Is this super important? Kinda, maybe. Some questions to ask yourself: Do you usually stamp images in black ink on white cardstock? If you are using colored cardstock, do you stamp in black or dark ink? If so, regular black and white color recognition is going to be just fine for you. If you frequently stamp in light colors or do not have a lot of contrast between the paper you’re using and the ink you’re stamping with, maybe it would be worth it to look at the more expensive models. (CM350 and CM650)
Stamped images from Lawn Fawn’s Ahoy Matey stamp set that I cut out with the Brother ScanNCut CM250
3. Wireless Connectivity
The CM250 and CM100DM machines cannot connect to your computer. If you want to transfer a digital design to your machine, you will have to store the design on a USB flashdrive and connect that to your machine instead.
The newer models (CM350 and CM650) have the capability to connect directly to your computer using a USB cable or with the purchase of a wireless activation card.
Is this a dealbreaker? No – not for me. I just want to cut out stamped images and have no interest in using this machine to connect to my computer.
Furthermore, if digital paper crafting is your primary aim, I would recommend looking at the Cricut Explore series or the Silhouette Cameo instead for more advanced features at a lower cost.
4. Screen size
Ah, this is where I find myself torn. The two cheaper models (CM250 and CM100DM) have a 3.7″ color LCD screen. The two more expensive models (CM350 and CM650) have a 4.85″ screen instead.
For some, having the larger screen is a must. Personally, I can live with a smaller screen because the price point is so much lower (3x lower, to be exact). I use the touch screen on my CM250 to zoom in when I need to see things in greater detail and have not had any problems.

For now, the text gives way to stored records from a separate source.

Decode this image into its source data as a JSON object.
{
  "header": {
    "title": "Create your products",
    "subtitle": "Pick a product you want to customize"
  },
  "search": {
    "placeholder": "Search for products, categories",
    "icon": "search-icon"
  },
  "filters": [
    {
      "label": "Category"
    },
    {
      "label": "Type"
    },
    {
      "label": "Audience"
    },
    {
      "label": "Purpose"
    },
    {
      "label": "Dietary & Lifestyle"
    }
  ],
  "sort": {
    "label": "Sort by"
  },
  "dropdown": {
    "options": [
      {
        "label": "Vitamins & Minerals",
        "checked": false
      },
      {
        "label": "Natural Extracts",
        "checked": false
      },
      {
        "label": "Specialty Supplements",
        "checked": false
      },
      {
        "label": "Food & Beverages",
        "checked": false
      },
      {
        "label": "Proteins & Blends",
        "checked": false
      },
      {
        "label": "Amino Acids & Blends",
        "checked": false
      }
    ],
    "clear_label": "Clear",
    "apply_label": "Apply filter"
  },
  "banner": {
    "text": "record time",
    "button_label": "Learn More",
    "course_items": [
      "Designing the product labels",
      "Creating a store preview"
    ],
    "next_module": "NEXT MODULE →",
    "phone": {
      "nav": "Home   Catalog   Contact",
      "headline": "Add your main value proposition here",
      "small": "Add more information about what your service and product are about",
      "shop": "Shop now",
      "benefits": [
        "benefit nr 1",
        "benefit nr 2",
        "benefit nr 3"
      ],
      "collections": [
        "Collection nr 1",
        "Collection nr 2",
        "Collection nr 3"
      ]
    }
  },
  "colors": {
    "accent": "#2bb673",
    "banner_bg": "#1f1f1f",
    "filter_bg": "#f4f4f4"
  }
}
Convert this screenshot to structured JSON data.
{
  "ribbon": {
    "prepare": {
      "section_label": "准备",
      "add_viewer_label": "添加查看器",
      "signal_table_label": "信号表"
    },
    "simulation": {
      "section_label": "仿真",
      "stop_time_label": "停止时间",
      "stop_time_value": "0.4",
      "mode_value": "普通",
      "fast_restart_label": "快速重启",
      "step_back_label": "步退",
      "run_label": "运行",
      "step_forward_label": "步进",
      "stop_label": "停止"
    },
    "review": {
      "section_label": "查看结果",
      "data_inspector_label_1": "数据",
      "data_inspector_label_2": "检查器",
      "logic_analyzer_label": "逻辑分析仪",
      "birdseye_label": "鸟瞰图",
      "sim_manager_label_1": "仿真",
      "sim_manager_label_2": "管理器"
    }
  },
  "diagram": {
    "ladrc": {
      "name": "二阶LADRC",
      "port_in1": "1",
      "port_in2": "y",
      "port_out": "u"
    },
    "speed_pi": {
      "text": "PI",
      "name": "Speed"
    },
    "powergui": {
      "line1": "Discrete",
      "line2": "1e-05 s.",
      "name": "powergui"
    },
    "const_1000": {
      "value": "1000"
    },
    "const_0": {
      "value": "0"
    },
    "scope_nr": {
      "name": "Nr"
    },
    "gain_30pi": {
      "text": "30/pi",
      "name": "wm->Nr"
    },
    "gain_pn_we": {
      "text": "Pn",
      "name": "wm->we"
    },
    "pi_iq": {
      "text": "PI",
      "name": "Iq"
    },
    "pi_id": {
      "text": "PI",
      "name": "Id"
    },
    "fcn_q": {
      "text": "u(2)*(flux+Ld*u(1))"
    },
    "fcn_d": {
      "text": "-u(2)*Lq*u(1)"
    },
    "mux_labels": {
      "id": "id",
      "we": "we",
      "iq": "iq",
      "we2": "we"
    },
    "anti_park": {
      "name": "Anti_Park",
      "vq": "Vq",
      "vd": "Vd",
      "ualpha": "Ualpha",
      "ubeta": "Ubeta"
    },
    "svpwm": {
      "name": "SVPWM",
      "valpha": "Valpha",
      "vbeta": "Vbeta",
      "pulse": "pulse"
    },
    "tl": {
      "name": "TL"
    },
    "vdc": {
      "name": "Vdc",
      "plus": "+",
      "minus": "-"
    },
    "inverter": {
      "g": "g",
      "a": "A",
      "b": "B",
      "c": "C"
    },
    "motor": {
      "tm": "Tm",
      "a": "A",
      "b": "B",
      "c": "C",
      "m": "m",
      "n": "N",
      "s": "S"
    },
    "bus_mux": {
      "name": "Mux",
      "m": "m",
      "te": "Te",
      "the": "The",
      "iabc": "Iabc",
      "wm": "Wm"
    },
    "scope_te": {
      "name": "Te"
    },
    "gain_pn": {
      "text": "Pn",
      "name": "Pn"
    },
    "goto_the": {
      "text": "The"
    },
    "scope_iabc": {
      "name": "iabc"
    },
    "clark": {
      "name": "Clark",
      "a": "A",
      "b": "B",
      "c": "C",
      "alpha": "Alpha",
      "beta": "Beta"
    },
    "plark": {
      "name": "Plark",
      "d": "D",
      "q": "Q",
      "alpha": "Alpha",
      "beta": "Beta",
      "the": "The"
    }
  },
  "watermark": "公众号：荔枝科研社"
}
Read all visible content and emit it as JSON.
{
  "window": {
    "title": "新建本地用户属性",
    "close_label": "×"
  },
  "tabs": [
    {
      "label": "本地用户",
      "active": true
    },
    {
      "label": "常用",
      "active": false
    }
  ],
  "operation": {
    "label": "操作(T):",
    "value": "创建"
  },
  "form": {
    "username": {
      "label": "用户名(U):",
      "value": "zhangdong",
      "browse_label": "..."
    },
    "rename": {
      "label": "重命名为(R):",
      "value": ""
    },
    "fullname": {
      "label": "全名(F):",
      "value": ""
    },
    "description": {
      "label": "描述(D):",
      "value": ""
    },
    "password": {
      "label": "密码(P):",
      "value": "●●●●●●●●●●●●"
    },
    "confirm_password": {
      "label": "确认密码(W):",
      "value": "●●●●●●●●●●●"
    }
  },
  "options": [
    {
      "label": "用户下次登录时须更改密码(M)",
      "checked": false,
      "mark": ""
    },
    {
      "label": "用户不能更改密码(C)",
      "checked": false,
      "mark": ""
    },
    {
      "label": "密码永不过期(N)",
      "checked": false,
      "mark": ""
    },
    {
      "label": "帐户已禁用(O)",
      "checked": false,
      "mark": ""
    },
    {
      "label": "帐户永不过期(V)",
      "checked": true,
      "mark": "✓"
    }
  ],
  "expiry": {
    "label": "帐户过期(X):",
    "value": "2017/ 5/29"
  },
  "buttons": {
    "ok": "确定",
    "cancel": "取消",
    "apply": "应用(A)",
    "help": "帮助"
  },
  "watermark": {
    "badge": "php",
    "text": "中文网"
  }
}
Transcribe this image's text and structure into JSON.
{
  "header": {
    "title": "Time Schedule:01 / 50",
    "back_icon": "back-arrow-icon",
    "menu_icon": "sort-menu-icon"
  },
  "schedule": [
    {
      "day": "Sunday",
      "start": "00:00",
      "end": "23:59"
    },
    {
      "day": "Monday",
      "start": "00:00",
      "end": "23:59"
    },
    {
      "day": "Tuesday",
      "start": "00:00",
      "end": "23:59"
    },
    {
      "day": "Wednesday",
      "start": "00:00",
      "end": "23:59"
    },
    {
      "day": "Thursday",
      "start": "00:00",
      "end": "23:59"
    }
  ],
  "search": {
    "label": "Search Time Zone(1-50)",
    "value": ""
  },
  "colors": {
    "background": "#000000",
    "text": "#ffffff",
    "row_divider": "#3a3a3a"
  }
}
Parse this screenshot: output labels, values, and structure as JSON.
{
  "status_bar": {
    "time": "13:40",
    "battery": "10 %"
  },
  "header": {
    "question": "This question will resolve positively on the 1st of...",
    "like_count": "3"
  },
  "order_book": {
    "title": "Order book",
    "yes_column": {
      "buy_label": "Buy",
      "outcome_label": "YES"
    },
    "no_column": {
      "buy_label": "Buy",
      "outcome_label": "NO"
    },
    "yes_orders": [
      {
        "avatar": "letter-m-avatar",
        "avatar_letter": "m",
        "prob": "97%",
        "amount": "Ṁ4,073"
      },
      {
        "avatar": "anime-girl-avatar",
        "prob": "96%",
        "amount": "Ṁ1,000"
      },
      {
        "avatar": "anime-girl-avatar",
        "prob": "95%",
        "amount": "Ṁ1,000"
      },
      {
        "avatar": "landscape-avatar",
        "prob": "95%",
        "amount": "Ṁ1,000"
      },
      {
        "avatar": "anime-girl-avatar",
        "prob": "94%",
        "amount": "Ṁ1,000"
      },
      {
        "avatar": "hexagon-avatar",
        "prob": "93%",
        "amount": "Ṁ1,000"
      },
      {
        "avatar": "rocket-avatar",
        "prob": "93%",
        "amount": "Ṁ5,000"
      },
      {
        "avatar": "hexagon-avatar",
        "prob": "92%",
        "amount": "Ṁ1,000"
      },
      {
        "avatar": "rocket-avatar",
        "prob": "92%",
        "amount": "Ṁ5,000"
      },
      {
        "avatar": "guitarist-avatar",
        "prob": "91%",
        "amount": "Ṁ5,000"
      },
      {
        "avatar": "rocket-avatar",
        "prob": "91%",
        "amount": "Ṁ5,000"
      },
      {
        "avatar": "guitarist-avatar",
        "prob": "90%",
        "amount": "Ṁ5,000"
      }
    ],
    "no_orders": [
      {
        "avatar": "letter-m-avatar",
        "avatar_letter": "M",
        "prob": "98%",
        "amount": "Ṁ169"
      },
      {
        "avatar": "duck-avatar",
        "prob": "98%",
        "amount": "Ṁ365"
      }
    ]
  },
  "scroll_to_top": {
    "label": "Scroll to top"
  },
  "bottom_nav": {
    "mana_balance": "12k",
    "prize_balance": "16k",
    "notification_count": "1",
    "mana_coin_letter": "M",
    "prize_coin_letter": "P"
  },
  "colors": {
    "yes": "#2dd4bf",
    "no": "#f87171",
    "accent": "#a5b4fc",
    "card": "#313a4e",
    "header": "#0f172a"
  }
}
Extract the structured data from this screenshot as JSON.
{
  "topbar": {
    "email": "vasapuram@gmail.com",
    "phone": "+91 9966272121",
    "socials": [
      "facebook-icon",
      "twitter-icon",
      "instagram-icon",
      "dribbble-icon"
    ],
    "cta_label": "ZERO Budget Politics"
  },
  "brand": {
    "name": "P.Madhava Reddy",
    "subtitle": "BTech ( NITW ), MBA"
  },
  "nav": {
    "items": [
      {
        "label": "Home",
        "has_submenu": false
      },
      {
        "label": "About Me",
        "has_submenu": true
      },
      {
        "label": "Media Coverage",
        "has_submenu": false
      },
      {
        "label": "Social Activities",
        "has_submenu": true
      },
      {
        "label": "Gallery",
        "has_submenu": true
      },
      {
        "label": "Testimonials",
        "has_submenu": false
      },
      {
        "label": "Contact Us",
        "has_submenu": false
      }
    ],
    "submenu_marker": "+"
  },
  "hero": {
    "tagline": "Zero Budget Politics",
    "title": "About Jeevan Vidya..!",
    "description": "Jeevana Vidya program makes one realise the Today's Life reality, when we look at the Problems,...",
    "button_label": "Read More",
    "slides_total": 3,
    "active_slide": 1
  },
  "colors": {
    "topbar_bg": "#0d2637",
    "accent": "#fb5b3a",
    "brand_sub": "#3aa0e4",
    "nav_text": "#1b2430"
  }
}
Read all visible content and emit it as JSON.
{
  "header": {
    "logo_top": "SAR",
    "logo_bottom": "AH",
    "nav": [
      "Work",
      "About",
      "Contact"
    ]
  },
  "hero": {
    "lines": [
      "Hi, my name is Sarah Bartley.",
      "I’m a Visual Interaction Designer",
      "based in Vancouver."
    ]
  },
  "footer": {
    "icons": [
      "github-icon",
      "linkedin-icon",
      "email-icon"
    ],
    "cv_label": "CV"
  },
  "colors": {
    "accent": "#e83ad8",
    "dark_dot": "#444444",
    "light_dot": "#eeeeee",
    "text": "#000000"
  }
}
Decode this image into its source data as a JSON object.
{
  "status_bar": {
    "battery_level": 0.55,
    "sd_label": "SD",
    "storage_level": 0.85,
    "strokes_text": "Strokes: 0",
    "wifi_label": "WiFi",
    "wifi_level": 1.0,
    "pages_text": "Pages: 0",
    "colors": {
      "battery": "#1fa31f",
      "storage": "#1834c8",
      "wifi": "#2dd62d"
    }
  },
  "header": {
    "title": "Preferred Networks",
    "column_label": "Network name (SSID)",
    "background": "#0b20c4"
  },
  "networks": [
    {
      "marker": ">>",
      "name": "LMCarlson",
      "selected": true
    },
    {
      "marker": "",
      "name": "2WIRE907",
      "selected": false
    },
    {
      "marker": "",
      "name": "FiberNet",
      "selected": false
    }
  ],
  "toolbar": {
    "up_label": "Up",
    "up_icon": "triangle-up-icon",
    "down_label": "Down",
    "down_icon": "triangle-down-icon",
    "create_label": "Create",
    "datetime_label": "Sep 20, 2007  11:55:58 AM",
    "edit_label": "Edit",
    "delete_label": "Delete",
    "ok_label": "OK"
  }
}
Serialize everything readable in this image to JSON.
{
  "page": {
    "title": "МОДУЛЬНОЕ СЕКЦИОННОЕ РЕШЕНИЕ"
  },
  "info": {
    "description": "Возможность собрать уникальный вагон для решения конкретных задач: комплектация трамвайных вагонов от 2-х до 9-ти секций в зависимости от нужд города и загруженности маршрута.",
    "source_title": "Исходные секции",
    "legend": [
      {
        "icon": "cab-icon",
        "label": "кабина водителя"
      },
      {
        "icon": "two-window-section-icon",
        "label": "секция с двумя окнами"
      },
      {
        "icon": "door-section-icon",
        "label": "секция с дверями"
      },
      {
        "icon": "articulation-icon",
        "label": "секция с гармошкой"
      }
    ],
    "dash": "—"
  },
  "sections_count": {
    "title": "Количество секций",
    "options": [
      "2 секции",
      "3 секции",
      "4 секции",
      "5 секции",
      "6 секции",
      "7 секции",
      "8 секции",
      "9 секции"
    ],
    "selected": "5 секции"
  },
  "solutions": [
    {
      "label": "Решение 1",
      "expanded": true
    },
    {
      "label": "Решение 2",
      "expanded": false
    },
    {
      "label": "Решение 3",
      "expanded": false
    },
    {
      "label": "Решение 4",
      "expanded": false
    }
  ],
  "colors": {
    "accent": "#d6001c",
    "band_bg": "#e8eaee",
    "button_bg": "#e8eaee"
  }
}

While it would be nice to have a larger screen, I’m just not convinced that it’s worth the extra hundreds.
Since purchasing my Brother ScanNCut, I’ve found myself buying more stamp sets because I don’t have to purchase the coordinating dies. I do still buy dies that have “stitched” details because I like the embossed effect of manual die-cutting. The ScanNCut also cuts out scripty and bold sentiments beautifully – something I’ll share in another post. Thanks for reading this far, and have a wonderful day!
Link to purchase Brother ScanNCut CM250 from Costco.com
***I am not affiliated with Costco or Brother. I just LOVE my new gadget and had to share with you!***